It was the best of lies, it was the worst of lies. The GOP has released a new video mashup detailing the unprecedented FBI fact-check delivered by James Comey yesterday morning. This offers a stark look at the lies Hillary Clinton has repeatedly told about her e-mail server since its first exposure in early 2015. And it includes a brief but cutting cameo from Barack Obama, too:
If this looks somewhat familiar, it should. Reason TV beat the GOP to the punch yesterday with an almost-identical mashup, only with far less ominous music playing in the background. It’s a good start for Republicans nonetheless, with a sharp focus on Hillary’s biggest negatives and letting those drive the message of the day — and perhaps much longer. The big challenge will be getting this down to a 60-second spot to play in key swing-state markets, because … there are literally too many lies to squeeze into a TV ad.
Team Trump also offered up its own video attack, and they did get it down to a 60-second limit. As you can see, they also manage to make smart use of repetition to emphasize her dishonesty, even if they don’t necessarily offer the full breadth of it as the GOP’s video does (via Jeff Dunetz):
Perhaps the campaign envisages a series of TV spots featuring Comey and Hillary. If so, they can’t go on the air fast enough.
By the way, not every federal prosecutor sees an 18 USC 793 case against Hillary as a lost cause. Former Assistant US Attorney Matthew Whitaker served from 2004-9 and now serves as executive director for the Foundation for Accountability and Civic Trust. He asks a reasonable question:
Director Comey’s judgment was that “no reasonable prosecutor” would bring the case. I disagree.

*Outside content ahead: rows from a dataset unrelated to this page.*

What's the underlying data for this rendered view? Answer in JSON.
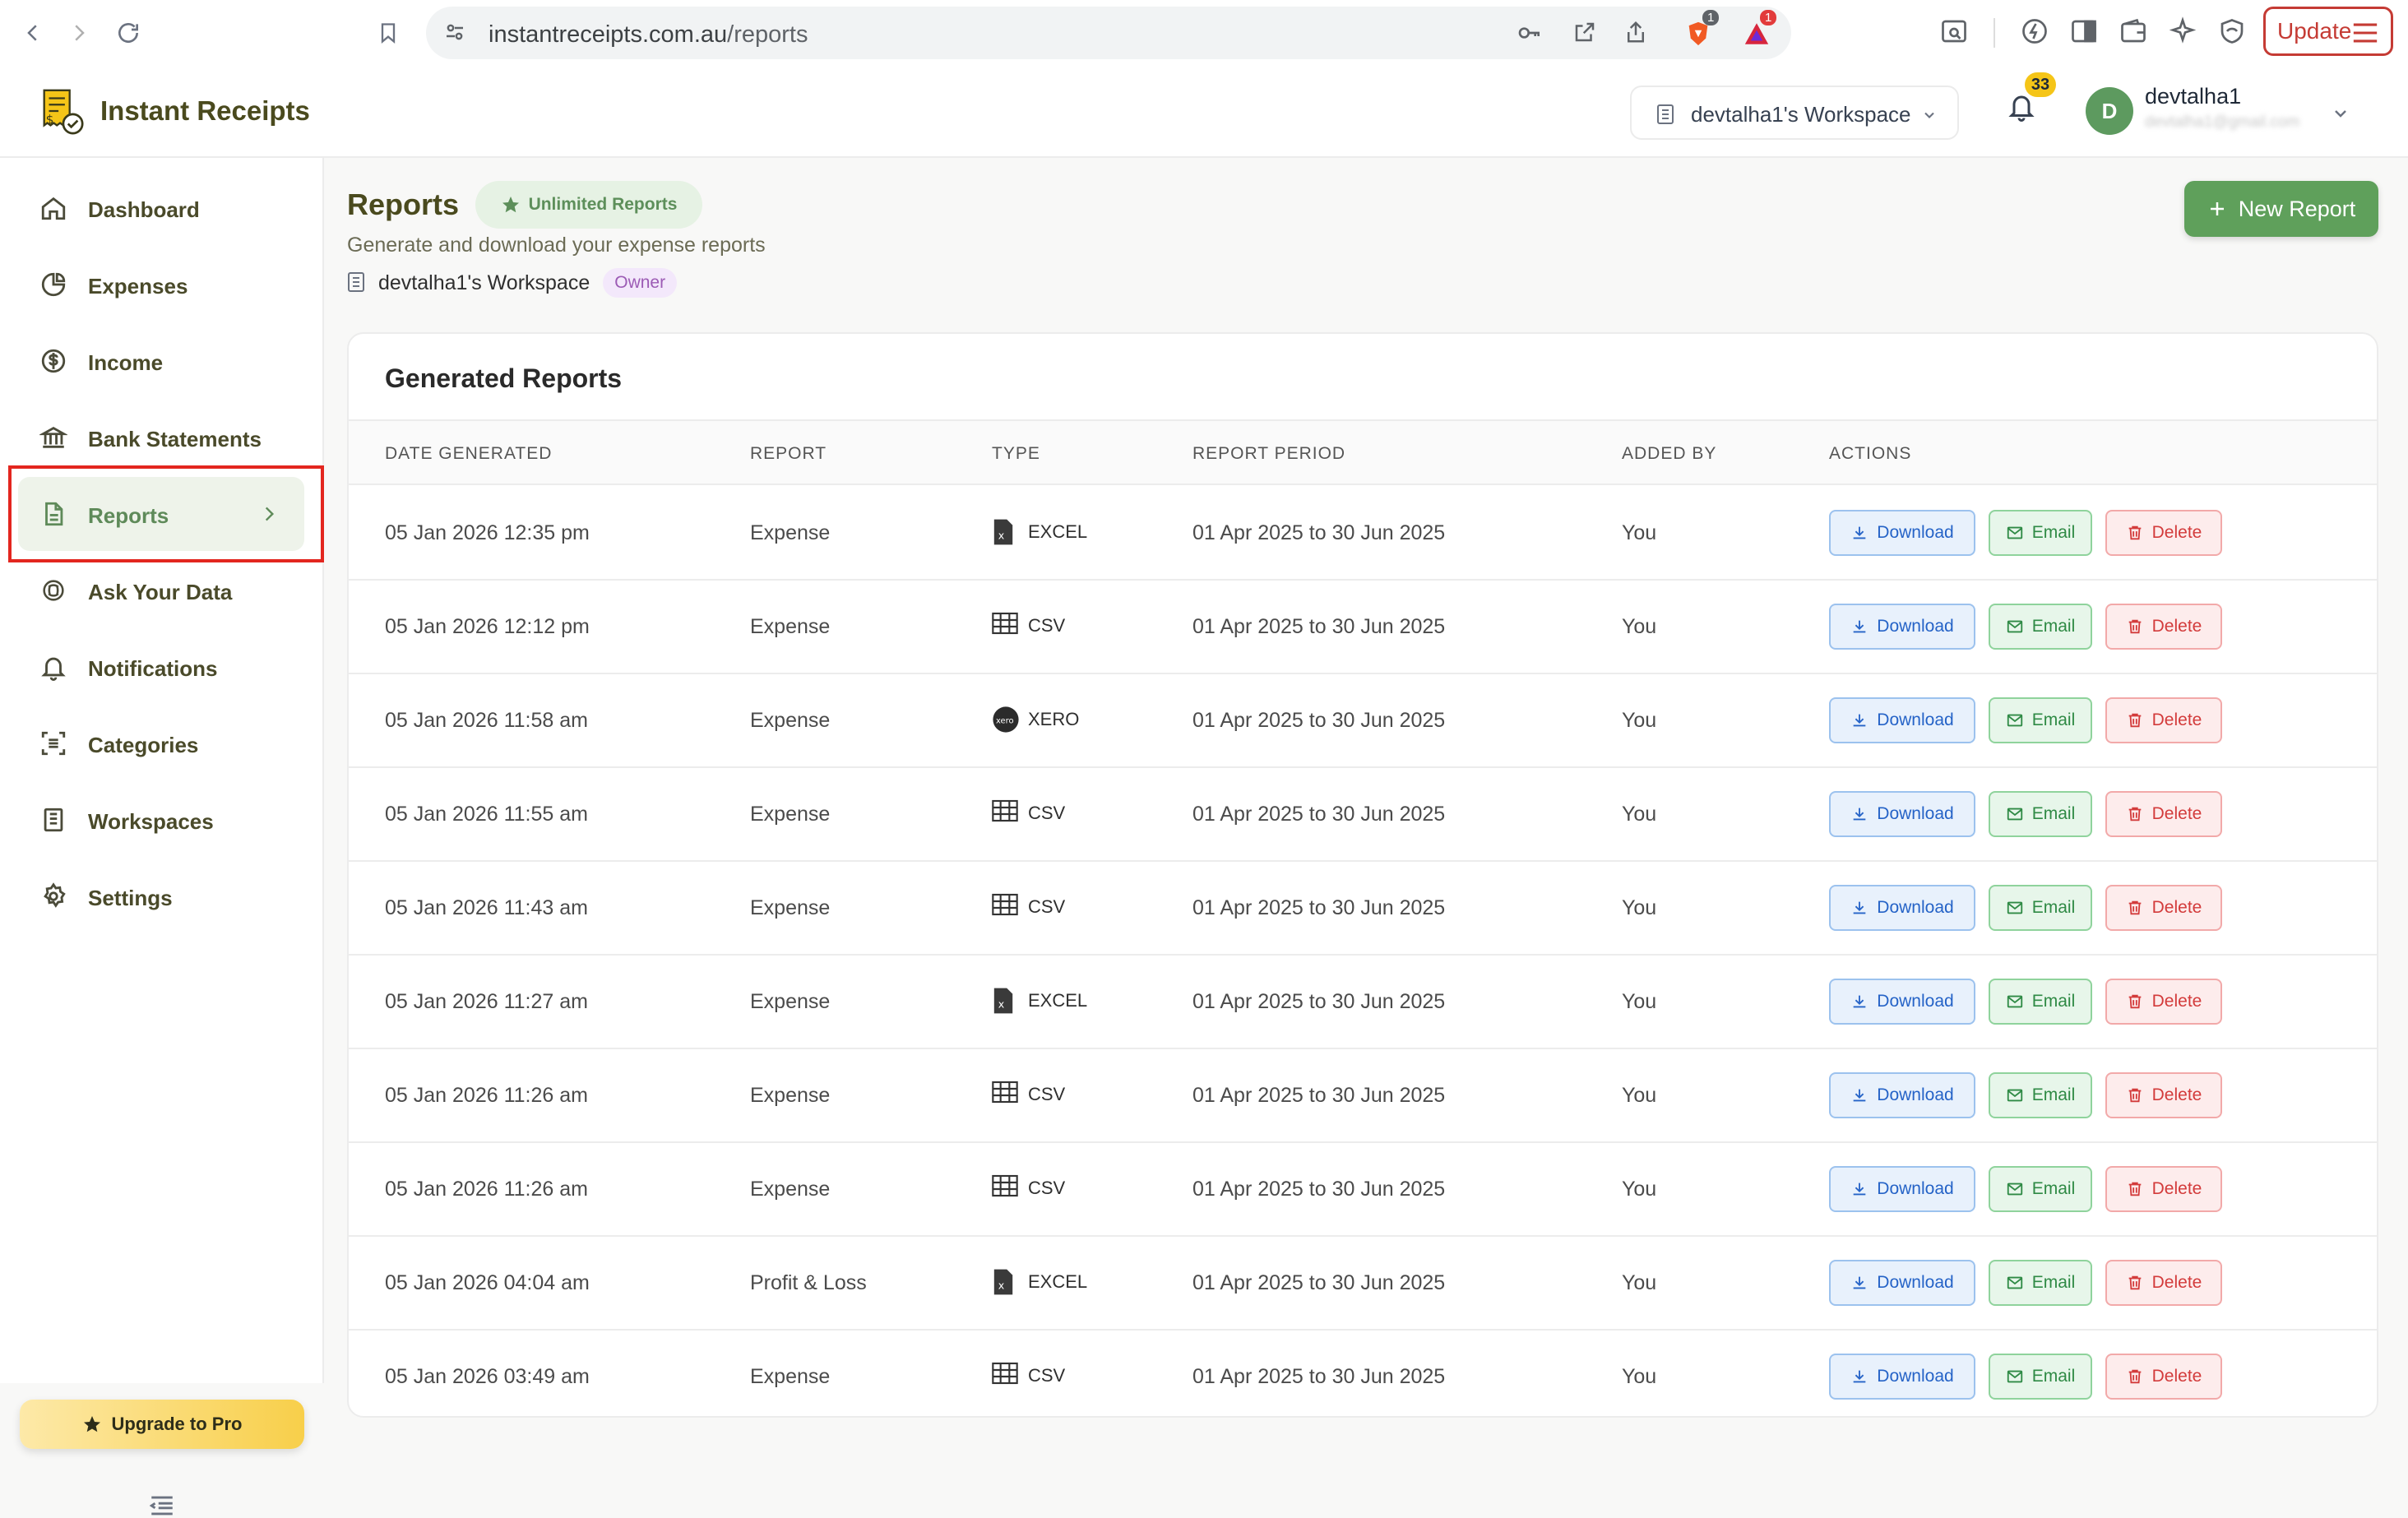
{
  "browser": {
    "url_host": "instantreceipts.com.au",
    "url_path": "/reports",
    "update_label": "Update",
    "ext_badge_1": "1",
    "ext_badge_2": "1"
  },
  "header": {
    "brand": "Instant Receipts",
    "workspace": "devtalha1's Workspace",
    "notification_count": "33",
    "avatar_initial": "D",
    "user_name": "devtalha1",
    "user_email": "devtalha1@gmail.com"
  },
  "sidebar": {
    "items": [
      {
        "label": "Dashboard",
        "icon": "home-icon"
      },
      {
        "label": "Expenses",
        "icon": "pie-chart-icon"
      },
      {
        "label": "Income",
        "icon": "dollar-circle-icon"
      },
      {
        "label": "Bank Statements",
        "icon": "bank-icon"
      },
      {
        "label": "Reports",
        "icon": "file-text-icon",
        "active": true
      },
      {
        "label": "Ask Your Data",
        "icon": "ai-icon"
      },
      {
        "label": "Notifications",
        "icon": "bell-icon"
      },
      {
        "label": "Categories",
        "icon": "scan-list-icon"
      },
      {
        "label": "Workspaces",
        "icon": "building-icon"
      },
      {
        "label": "Settings",
        "icon": "gear-icon"
      }
    ],
    "upgrade_label": "Upgrade to Pro"
  },
  "page": {
    "title": "Reports",
    "plan_badge": "Unlimited Reports",
    "subtitle": "Generate and download your expense reports",
    "workspace": "devtalha1's Workspace",
    "role_badge": "Owner",
    "new_report_label": "New Report"
  },
  "table": {
    "title": "Generated Reports",
    "columns": [
      "DATE GENERATED",
      "REPORT",
      "TYPE",
      "REPORT PERIOD",
      "ADDED BY",
      "ACTIONS"
    ],
    "actions": {
      "download": "Download",
      "email": "Email",
      "delete": "Delete"
    },
    "rows": [
      {
        "date": "05 Jan 2026 12:35 pm",
        "report": "Expense",
        "type": "EXCEL",
        "type_icon": "excel-icon",
        "period": "01 Apr 2025 to 30 Jun 2025",
        "added_by": "You"
      },
      {
        "date": "05 Jan 2026 12:12 pm",
        "report": "Expense",
        "type": "CSV",
        "type_icon": "table-icon",
        "period": "01 Apr 2025 to 30 Jun 2025",
        "added_by": "You"
      },
      {
        "date": "05 Jan 2026 11:58 am",
        "report": "Expense",
        "type": "XERO",
        "type_icon": "xero-icon",
        "period": "01 Apr 2025 to 30 Jun 2025",
        "added_by": "You"
      },
      {
        "date": "05 Jan 2026 11:55 am",
        "report": "Expense",
        "type": "CSV",
        "type_icon": "table-icon",
        "period": "01 Apr 2025 to 30 Jun 2025",
        "added_by": "You"
      },
      {
        "date": "05 Jan 2026 11:43 am",
        "report": "Expense",
        "type": "CSV",
        "type_icon": "table-icon",
        "period": "01 Apr 2025 to 30 Jun 2025",
        "added_by": "You"
      },
      {
        "date": "05 Jan 2026 11:27 am",
        "report": "Expense",
        "type": "EXCEL",
        "type_icon": "excel-icon",
        "period": "01 Apr 2025 to 30 Jun 2025",
        "added_by": "You"
      },
      {
        "date": "05 Jan 2026 11:26 am",
        "report": "Expense",
        "type": "CSV",
        "type_icon": "table-icon",
        "period": "01 Apr 2025 to 30 Jun 2025",
        "added_by": "You"
      },
      {
        "date": "05 Jan 2026 11:26 am",
        "report": "Expense",
        "type": "CSV",
        "type_icon": "table-icon",
        "period": "01 Apr 2025 to 30 Jun 2025",
        "added_by": "You"
      },
      {
        "date": "05 Jan 2026 04:04 am",
        "report": "Profit & Loss",
        "type": "EXCEL",
        "type_icon": "excel-icon",
        "period": "01 Apr 2025 to 30 Jun 2025",
        "added_by": "You"
      },
      {
        "date": "05 Jan 2026 03:49 am",
        "report": "Expense",
        "type": "CSV",
        "type_icon": "table-icon",
        "period": "01 Apr 2025 to 30 Jun 2025",
        "added_by": "You"
      }
    ]
  },
  "colors": {
    "brand_green": "#5fa05b",
    "sidebar_active_bg": "#eef3ea",
    "highlight_red": "#e3261f",
    "upgrade_gold": "#f8cf4a"
  }
}
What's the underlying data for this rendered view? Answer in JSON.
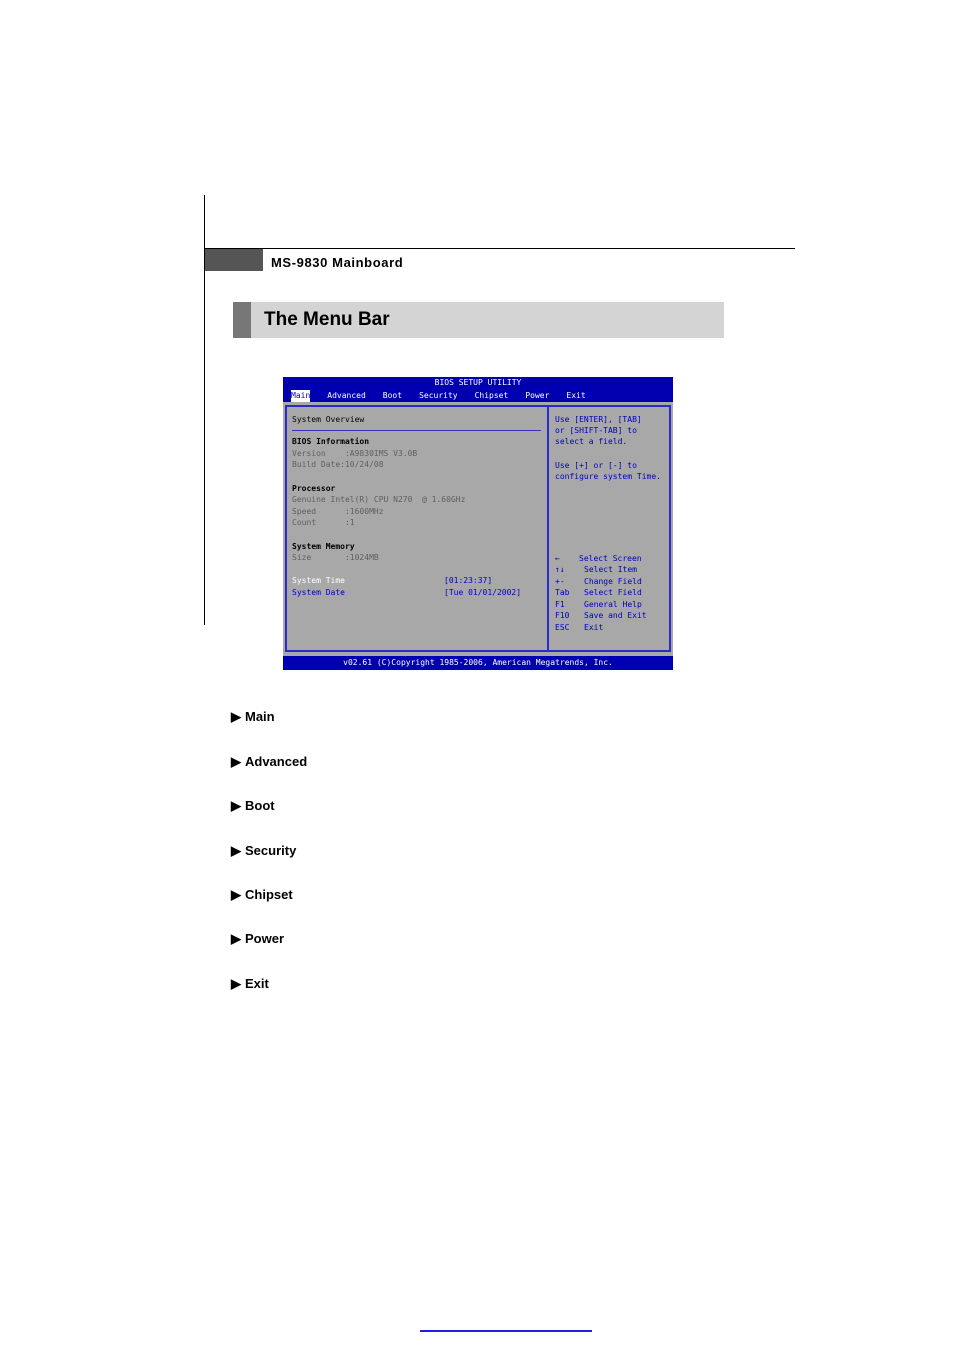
{
  "header": {
    "text": "MS-9830 Mainboard"
  },
  "section": {
    "title": "The Menu Bar"
  },
  "bios": {
    "title": "BIOS SETUP UTILITY",
    "tabs": [
      "Main",
      "Advanced",
      "Boot",
      "Security",
      "Chipset",
      "Power",
      "Exit"
    ],
    "active_tab": "Main",
    "overview": "System Overview",
    "bios_info_title": "BIOS Information",
    "version": "Version    :A9830IMS V3.0B",
    "build_date": "Build Date:10/24/08",
    "processor_title": "Processor",
    "processor_name": "Genuine Intel(R) CPU N270  @ 1.60GHz",
    "speed": "Speed      :1600MHz",
    "count": "Count      :1",
    "memory_title": "System Memory",
    "memory_size": "Size       :1024MB",
    "time_label": "System Time",
    "time_value": "[01:23:37]",
    "date_label": "System Date",
    "date_value": "[Tue 01/01/2002]",
    "help_1": "Use [ENTER], [TAB]",
    "help_2": "or [SHIFT-TAB] to",
    "help_3": "select a field.",
    "help_4": "Use [+] or [-] to",
    "help_5": "configure system Time.",
    "keys": [
      {
        "key": "←",
        "desc": "Select Screen"
      },
      {
        "key": "↑↓",
        "desc": "Select Item"
      },
      {
        "key": "+-",
        "desc": "Change Field"
      },
      {
        "key": "Tab",
        "desc": "Select Field"
      },
      {
        "key": "F1",
        "desc": "General Help"
      },
      {
        "key": "F10",
        "desc": "Save and Exit"
      },
      {
        "key": "ESC",
        "desc": "Exit"
      }
    ],
    "copyright": "v02.61 (C)Copyright 1985-2006, American Megatrends, Inc."
  },
  "menu": {
    "items": [
      "Main",
      "Advanced",
      "Boot",
      "Security",
      "Chipset",
      "Power",
      "Exit"
    ],
    "arrow": "▶"
  }
}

I believe myself to have been a reasonable prosecutor, and when the facts and evidence show a criminal violation has been committed, the individuals involved should not dictate whether the case is prosecuted. …
The facts also show it was gross negligence when she removed the information from State Department security. Secretary Clinton made the decision to use a personal email system, one that had inferior security to the State Department’s or even another commercial vendor’s email service.
A reasonable prosecutor may ask, if on numerous occasions, an unknown State Department employee had taken top secret information from a secured system, emailed that information on a Gmail account, and stored the information on a personal server for years, would that individual be prosecuted? I believe they would.
One Dickens quote seems particularly apt. Comey argues in essence that the law allows Hillary to skate scot-free on her elaborate system of evasion of Congressional and court oversight, and her serial mishandling of classified information through its deliberate use. “If the law supposes that,” Dickens had Mr. Bumble declare in Oliver Twist, “the law is a ass — an idiot.” Either that, or it’s being served by such.